   In addition to the classic gameplay, there's plenty new to be found in the GBA game. Five new roulette events have been added to the original eight. These are activated when a special ChuChu enters a player's rocket. Some of the new events are variations on the originals - Mouse Mania Special, for example, causes slower moving mice worth 50 points each to come pouring out of the generators, while Stealing Mania causes the mice to begin leaking out of the players' rockets at a rapid pace. Some of the new effects are only possible on the four-screen set up of the GBA, such as Blindfold the Winner, which causes all the ChuChus to become invisible on one the leader's screen, or Nighttime, which restricts each player's view to the area directly around his or her rocket. KapuKapus will now grow in size when they eat 50 mice and will do a corresponding larger amount of damage when they enter a rocket. Lastly, a new handicapping system has been added to level the playing field in multiplayer.

  Puzzlin' evidence
Puzzle mode

   The game also sports a new level of customizability in its handheld incarnation. Not only can you create puzzle levels, as in the DC game, but you can also craft original maps for all the other stage types as well. CCR also comes with a built in graphics editor to allow you to totally redraw the in game graphics for the ChuChus and KapuKapus. All of these creations can be swapped with other players over the link cable. All the additions still don't quite make CCR a stellar single player game, but the single player modes do at least offer more longevity than the DC game.

   ChuChu Rocket GBA does more than provide an adequate portable version of CCR; it's arguably a better game. With its focus on quick, multiplayer matches and bite-sized puzzles, CCR seems ideally suited to a handheld, and SonicTeam has added enough new features to make the game worthwhile even if you already own the DC version. The idea of a handheld port actually being an improvement on the full-sized game may take some getting used to, but hopefully it's a sign of things to come.

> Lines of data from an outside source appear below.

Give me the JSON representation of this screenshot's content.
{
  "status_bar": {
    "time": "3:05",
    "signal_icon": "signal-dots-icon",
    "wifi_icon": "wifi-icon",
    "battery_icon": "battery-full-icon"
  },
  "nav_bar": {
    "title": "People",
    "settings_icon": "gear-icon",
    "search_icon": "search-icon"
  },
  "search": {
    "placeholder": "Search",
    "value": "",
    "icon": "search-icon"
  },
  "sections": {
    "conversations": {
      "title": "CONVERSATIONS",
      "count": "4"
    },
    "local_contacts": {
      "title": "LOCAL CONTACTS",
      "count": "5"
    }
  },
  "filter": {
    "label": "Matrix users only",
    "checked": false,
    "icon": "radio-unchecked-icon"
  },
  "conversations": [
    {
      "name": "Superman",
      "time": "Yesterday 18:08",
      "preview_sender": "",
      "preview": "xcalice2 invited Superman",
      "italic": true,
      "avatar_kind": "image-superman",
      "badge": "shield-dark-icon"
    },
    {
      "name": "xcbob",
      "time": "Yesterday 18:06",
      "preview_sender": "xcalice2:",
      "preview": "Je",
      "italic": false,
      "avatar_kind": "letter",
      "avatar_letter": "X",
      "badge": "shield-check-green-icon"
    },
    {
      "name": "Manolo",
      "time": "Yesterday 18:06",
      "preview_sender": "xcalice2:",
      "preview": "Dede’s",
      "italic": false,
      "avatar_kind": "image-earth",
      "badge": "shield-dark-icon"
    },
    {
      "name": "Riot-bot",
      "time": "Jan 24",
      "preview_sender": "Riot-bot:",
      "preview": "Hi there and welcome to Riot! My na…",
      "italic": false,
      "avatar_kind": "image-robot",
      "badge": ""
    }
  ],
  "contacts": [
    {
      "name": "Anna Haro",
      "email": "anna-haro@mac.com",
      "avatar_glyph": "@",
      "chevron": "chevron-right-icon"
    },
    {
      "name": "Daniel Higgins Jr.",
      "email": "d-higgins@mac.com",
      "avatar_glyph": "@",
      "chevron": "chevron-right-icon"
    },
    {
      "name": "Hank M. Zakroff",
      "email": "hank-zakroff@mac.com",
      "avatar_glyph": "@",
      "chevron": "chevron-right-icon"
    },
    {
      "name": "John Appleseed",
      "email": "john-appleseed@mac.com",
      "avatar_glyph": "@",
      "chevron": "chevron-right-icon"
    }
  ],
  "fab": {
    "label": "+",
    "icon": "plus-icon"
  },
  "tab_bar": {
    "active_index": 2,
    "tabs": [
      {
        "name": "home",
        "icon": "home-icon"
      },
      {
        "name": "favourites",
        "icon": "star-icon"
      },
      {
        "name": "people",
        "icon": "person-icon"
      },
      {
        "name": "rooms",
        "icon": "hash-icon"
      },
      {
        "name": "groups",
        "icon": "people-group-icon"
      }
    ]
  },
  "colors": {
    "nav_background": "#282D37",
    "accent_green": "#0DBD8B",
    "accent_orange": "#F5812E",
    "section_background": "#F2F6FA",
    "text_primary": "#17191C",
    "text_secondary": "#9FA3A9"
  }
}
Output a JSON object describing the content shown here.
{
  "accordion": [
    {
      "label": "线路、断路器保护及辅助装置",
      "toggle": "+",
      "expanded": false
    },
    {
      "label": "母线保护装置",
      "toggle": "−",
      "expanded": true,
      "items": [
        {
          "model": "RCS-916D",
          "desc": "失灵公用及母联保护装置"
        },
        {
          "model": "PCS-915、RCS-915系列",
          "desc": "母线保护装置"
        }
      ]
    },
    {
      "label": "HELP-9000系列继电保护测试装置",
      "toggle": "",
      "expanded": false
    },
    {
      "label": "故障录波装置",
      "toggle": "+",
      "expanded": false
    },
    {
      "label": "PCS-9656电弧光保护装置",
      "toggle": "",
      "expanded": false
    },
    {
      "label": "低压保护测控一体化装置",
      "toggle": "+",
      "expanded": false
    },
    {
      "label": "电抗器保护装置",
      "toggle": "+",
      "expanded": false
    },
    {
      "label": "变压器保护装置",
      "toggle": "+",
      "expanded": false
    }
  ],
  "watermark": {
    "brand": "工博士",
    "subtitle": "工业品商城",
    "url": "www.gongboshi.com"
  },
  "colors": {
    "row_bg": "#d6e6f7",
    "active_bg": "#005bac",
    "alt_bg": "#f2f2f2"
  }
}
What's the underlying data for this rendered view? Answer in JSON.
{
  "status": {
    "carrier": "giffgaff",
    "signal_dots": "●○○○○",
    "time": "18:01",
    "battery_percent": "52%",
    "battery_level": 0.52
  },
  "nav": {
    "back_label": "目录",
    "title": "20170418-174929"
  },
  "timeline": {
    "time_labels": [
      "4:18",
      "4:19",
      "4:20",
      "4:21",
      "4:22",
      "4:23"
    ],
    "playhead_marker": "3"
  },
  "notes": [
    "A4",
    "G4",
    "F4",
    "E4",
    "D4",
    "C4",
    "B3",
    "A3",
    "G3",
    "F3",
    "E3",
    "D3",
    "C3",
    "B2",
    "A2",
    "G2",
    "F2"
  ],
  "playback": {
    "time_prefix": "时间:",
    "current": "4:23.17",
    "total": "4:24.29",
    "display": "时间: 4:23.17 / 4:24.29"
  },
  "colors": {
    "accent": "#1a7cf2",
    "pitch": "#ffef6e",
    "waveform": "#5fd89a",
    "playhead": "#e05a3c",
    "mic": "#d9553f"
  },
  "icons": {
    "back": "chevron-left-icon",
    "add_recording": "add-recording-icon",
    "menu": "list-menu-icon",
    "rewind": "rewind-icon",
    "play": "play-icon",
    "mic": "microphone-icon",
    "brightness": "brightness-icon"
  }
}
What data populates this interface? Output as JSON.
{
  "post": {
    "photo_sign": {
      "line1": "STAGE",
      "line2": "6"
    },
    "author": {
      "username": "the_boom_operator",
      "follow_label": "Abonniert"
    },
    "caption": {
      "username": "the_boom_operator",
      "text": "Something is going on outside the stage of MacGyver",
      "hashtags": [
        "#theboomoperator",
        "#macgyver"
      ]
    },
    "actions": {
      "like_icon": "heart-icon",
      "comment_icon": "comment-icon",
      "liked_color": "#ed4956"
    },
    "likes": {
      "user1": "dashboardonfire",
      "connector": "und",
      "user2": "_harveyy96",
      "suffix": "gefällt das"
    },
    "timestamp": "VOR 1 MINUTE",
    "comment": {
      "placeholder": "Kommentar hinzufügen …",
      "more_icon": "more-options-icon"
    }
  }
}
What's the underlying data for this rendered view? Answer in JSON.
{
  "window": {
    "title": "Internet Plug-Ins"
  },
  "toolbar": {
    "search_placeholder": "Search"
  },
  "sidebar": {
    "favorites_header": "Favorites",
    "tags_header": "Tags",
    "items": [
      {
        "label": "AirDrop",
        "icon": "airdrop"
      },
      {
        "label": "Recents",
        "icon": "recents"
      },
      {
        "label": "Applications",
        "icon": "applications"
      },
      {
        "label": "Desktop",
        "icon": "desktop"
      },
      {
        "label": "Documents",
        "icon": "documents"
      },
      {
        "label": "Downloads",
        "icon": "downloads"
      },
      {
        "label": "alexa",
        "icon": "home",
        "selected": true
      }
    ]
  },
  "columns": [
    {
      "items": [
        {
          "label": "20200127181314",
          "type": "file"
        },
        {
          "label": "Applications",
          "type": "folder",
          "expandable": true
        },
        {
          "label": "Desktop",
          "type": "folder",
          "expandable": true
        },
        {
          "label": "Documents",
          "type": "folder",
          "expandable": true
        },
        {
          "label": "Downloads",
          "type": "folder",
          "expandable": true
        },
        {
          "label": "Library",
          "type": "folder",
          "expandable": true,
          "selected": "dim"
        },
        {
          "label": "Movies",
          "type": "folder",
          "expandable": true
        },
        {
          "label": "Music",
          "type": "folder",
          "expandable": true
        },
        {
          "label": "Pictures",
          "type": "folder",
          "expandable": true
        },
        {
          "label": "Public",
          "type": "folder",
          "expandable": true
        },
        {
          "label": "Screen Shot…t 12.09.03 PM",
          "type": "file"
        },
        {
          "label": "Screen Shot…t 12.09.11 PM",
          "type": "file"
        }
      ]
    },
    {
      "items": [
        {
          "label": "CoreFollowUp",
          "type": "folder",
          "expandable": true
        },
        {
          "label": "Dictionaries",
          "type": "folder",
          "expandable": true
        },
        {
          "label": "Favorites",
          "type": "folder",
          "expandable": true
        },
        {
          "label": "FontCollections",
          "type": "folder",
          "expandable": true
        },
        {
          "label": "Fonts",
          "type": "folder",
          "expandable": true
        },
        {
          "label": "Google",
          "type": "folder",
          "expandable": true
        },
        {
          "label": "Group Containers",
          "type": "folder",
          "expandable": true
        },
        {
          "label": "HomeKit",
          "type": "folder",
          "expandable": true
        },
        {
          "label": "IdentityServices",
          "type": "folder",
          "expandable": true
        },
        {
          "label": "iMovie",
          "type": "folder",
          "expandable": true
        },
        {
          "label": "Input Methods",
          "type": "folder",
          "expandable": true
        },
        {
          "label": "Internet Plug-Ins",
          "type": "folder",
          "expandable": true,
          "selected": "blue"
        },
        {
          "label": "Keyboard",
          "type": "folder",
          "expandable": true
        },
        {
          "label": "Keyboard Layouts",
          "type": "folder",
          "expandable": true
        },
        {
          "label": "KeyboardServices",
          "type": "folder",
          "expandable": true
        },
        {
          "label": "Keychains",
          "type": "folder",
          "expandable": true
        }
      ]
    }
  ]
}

Review by Zak McClendon, GIA.
ChuChu Rocket
Developer SonicTeam
Publisher Sega
Genre Puzzle
Medium Cartridge
Platform Game Boy Advance
Release Date  03.27.01
More ChuChu Rocket GBA screens, multiplayer details
98 screenshots
US Box art